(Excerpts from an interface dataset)
══════
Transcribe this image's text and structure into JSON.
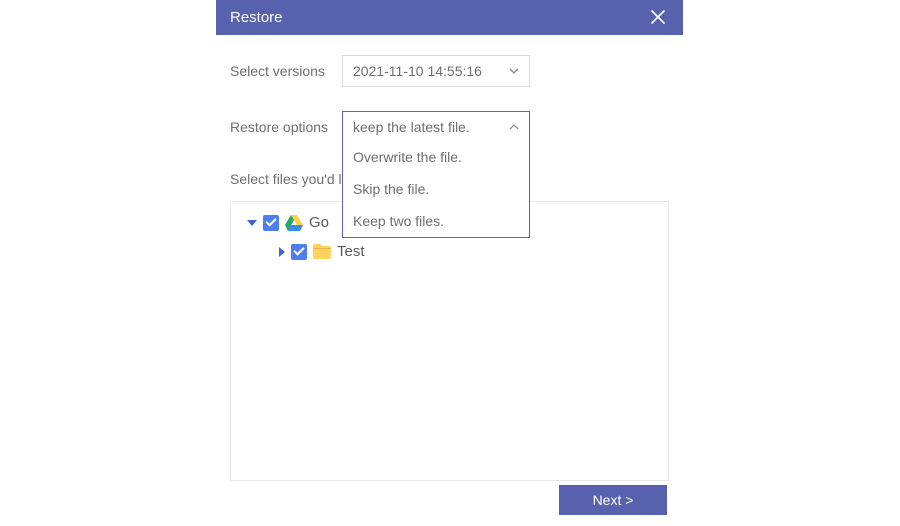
{
  "dialog": {
    "title": "Restore"
  },
  "form": {
    "versions_label": "Select versions",
    "versions_value": "2021-11-10 14:55:16",
    "options_label": "Restore options",
    "options_value": "keep the latest file.",
    "options_list": {
      "0": "Overwrite the file.",
      "1": "Skip the file.",
      "2": "Keep two files."
    },
    "files_label": "Select files you'd l"
  },
  "tree": {
    "node0": {
      "label": "Go"
    },
    "node1": {
      "label": "Test"
    }
  },
  "footer": {
    "next": "Next >"
  }
}
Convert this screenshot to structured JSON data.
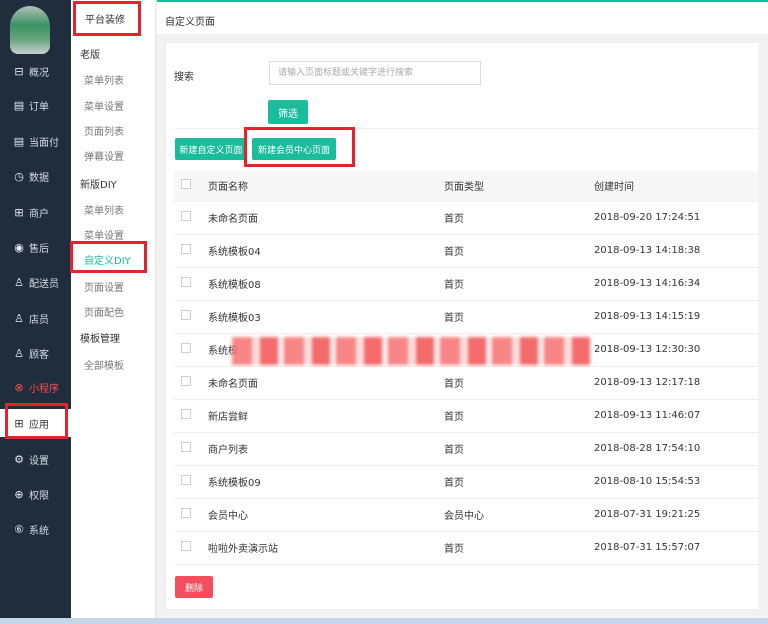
{
  "sidebar": {
    "items": [
      {
        "icon": "overview-icon",
        "glyph": "⊟",
        "label": "概况"
      },
      {
        "icon": "order-icon",
        "glyph": "▤",
        "label": "订单"
      },
      {
        "icon": "face-pay-icon",
        "glyph": "▤",
        "label": "当面付"
      },
      {
        "icon": "data-icon",
        "glyph": "◷",
        "label": "数据"
      },
      {
        "icon": "merchant-icon",
        "glyph": "⊞",
        "label": "商户"
      },
      {
        "icon": "after-sale-icon",
        "glyph": "◉",
        "label": "售后"
      },
      {
        "icon": "courier-icon",
        "glyph": "♙",
        "label": "配送员"
      },
      {
        "icon": "clerk-icon",
        "glyph": "♙",
        "label": "店员"
      },
      {
        "icon": "customer-icon",
        "glyph": "♙",
        "label": "顾客"
      },
      {
        "icon": "mini-program-icon",
        "glyph": "⊗",
        "label": "小程序"
      },
      {
        "icon": "app-icon",
        "glyph": "⊞",
        "label": "应用"
      },
      {
        "icon": "settings-icon",
        "glyph": "⚙",
        "label": "设置"
      },
      {
        "icon": "permission-icon",
        "glyph": "⊕",
        "label": "权限"
      },
      {
        "icon": "system-icon",
        "glyph": "⑥",
        "label": "系统"
      }
    ]
  },
  "subnav": {
    "header": "平台装修",
    "old_group": "老版",
    "old_links": [
      "菜单列表",
      "菜单设置",
      "页面列表",
      "弹幕设置"
    ],
    "new_group": "新版DIY",
    "new_links": [
      "菜单列表",
      "菜单设置",
      "自定义DIY",
      "页面设置",
      "页面配色"
    ],
    "template_group": "模板管理",
    "template_links": [
      "全部模板"
    ]
  },
  "header": {
    "title": "自定义页面"
  },
  "search": {
    "label": "搜索",
    "placeholder": "请输入页面标题或关键字进行搜索",
    "filter_label": "筛选"
  },
  "actions": {
    "new_custom": "新建自定义页面",
    "new_member": "新建会员中心页面",
    "delete": "删除"
  },
  "table": {
    "headers": [
      "页面名称",
      "页面类型",
      "创建时间"
    ],
    "rows": [
      {
        "name": "未命名页面",
        "type": "首页",
        "time": "2018-09-20 17:24:51"
      },
      {
        "name": "系统模板04",
        "type": "首页",
        "time": "2018-09-13 14:18:38"
      },
      {
        "name": "系统模板08",
        "type": "首页",
        "time": "2018-09-13 14:16:34"
      },
      {
        "name": "系统模板03",
        "type": "首页",
        "time": "2018-09-13 14:15:19"
      },
      {
        "name": "系统模",
        "type": "",
        "time": "2018-09-13 12:30:30"
      },
      {
        "name": "未命名页面",
        "type": "首页",
        "time": "2018-09-13 12:17:18"
      },
      {
        "name": "新店尝鲜",
        "type": "首页",
        "time": "2018-09-13 11:46:07"
      },
      {
        "name": "商户列表",
        "type": "首页",
        "time": "2018-08-28 17:54:10"
      },
      {
        "name": "系统模板09",
        "type": "首页",
        "time": "2018-08-10 15:54:53"
      },
      {
        "name": "会员中心",
        "type": "会员中心",
        "time": "2018-07-31 19:21:25"
      },
      {
        "name": "啦啦外卖演示站",
        "type": "首页",
        "time": "2018-07-31 15:57:07"
      }
    ]
  },
  "colors": {
    "accent": "#1abc9c",
    "danger": "#f44e5e",
    "annotation": "#e8212f",
    "sidebar": "#1f2d3d"
  }
}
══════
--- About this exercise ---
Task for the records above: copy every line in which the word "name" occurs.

--- Solution to the problem ---
        "name": "未命名页面",
        "name": "系统模板04",
        "name": "系统模板08",
        "name": "系统模板03",
        "name": "系统模",
        "name": "未命名页面",
        "name": "新店尝鲜",
        "name": "商户列表",
        "name": "系统模板09",
        "name": "会员中心",
        "name": "啦啦外卖演示站",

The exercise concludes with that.